My father was born with gills and webbed feet, the son of a mermaid and a merchant marine. The earliest photograph of him I have seen was a grade school portrait, which suggests those features — the gills, at least — atrophied as he got older, for they were nowhere to be seen by then. For the entirety of his life, though, as with any creature born of the sea, my father would remain drawn to water and all things aquatic. At eighteen, he enlisted in the United States Navy, where whatever vestigial toe-webbing remained would have been perceived as an asset. He dove freely into untested waters, canoed down rolling river rapids, fished with nets. He collected seashells and coral. He kept tropical fish. I remember the way he'd whisper to them while sprinkling in their food, inviting them to dinner by invoking their secret names: to him they were not angelfish, gourami, or tetra but Streamer-Tail, Little Bubble-Maker, Prism-Darter. They were his piscine friends, exiles from the same kingdom, and they kept him company in his home on dry land.
Of course he owned vessels — a fifteen-foot aluminum canoe, an inflatable raft, a small sailboat. These were the only way my mother and I could accompany him on his watery communions. Creatures of terra firma is what she and I were — awed by the shadowy ubiquity of water in the world, shaky on deck, barely submersible. My father was our fearless captain, ready to brave the storms and show us landlubbers there was little to fear from the murky depths. When he would change tack to head into a squall, or paddle us towards the rocks, we had to wonder whether he hadn't momentarily forgotten our handicap. But always he brought us through, dampened by the spray, most likely, but quite alive. Being with him in the presence of water meant knowing fervency for life; his enthusiasm was contagious.
We towed the sailboat with us one year, on a family vacation to the Florida Keys, when I was a boy. Our first night at the coast, my mother and I slept in the van. Displaying uncharacteristic childlike eagerness, my father spent the night in a sleeping bag on deck, docked in the marina a few hundred feet away. Mosquitoes, of course, left him unmolested. It was blood they craved, not the clear salinity of what his veins pumped. As the sun rose from the center of the Atlantic, Mum and I stumbled salty-eyed into the morning. We found my father already unmoored, gliding aimlessly around the marina on a steady wind he'd been loath to let pass unavailed. He waved to us. There was no telling how long he'd been out. He had to have woken at least an hour before dawn, in order to have time to erect the mast and secure the rigging. Out on the blue, his sails were brimming, his smile gleamed.
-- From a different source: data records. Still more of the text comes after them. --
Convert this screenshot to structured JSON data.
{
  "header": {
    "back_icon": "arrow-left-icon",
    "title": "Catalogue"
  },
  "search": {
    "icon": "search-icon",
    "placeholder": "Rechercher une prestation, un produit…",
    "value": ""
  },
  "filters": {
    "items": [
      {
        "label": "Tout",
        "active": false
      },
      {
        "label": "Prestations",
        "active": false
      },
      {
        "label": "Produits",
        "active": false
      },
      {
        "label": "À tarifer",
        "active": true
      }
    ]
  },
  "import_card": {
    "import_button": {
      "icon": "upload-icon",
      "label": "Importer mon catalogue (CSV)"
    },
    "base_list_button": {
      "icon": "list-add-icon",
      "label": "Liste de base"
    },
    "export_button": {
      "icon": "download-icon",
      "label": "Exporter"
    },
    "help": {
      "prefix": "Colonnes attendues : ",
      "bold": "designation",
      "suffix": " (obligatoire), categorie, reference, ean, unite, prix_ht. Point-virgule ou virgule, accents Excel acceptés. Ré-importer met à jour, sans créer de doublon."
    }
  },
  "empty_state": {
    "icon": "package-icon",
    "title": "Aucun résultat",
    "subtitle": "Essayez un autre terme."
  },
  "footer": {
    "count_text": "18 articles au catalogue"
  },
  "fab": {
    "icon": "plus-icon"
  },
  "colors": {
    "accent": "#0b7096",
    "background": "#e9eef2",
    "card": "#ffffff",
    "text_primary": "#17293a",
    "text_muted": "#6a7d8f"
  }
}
The day was long and humid, and by late afternoon had given way to the slate horizon of an impending storm. Since that morning we'd been skirting the coastline. Because we had no radio, no compass, no map — indeed, no navigational equipment of any sort (what kind of an adventure would it have been, otherwise?) — we dropped anchor off a tiny, sandy island with a sliver of clear beach large enough to pitch our tent and light a cookfire. We ate thin vegetable soup with crackers and nibbled on roasted peanuts. The soup scalded my tongue as I sipped too eagerly from a battered tin cup. When the rain came, at first with uncertainty, we retreated but left the tent flaps open so we could watch the clouds tumble and the far-off waves clash. I fell asleep to the popping of fat drops on the canvas and the thick air of our gradually smoldering fire. I dreamt of wild seas.
In the small hours, the three of us awoke startled. The tide was coming in. It lapped inches from the front of the tent. Already the remains of the fire had been swallowed; now, ever hungry, the water was reaching for us. Pattering rain kept on as we hurriedly pulled stakes and carried our shelter several feet back, to the tree line. As the beach gradually disappeared, we looked on, unsure if the high ground we'd claimed would be high enough to avoid a late night escape back to our boat. I fell back asleep eventually, as did Mum, but Papa was vigilant. His silhouette at the front of the tent reassured me when I woke again, later, to the sound of his whispered supplications to the waves.
The scene at dawn was much different. By that time the tide had gone out so far that it had stranded the boat, dry and resting pitifully at an angle, on its keel. Seaweed draped the line to the shore, imparting a look of abandonment, like a ghost ship in spite of its cheerful blue hull. Not knowing when the waters would again rise, my father set to work righting her, the way people attend to a beached whale. Now pushing, now rocking, now patting her belly, he coaxed the boat back into her element.
Packed in and hungry, we set course for the mainland beyond our horizon. Arcane sailor knowledge or natant instinct guided my father at the tiller as he steered us toward the marina from which we'd put out. The wind that morning was robust and consistent. I stood aft of the small cabin, catching briny air in my nostrils. In my ears was nothing but that whooshing roar. Then Papa said something indistinct and my mother laughed. I turned, hoping to hear. They were smiling — such wide, open smiles! — and with the sun radiant on his face I watched my father draw a deep, contented breath, and surveyed his neck and jawline for the row of fishy slits I knew just had to be there.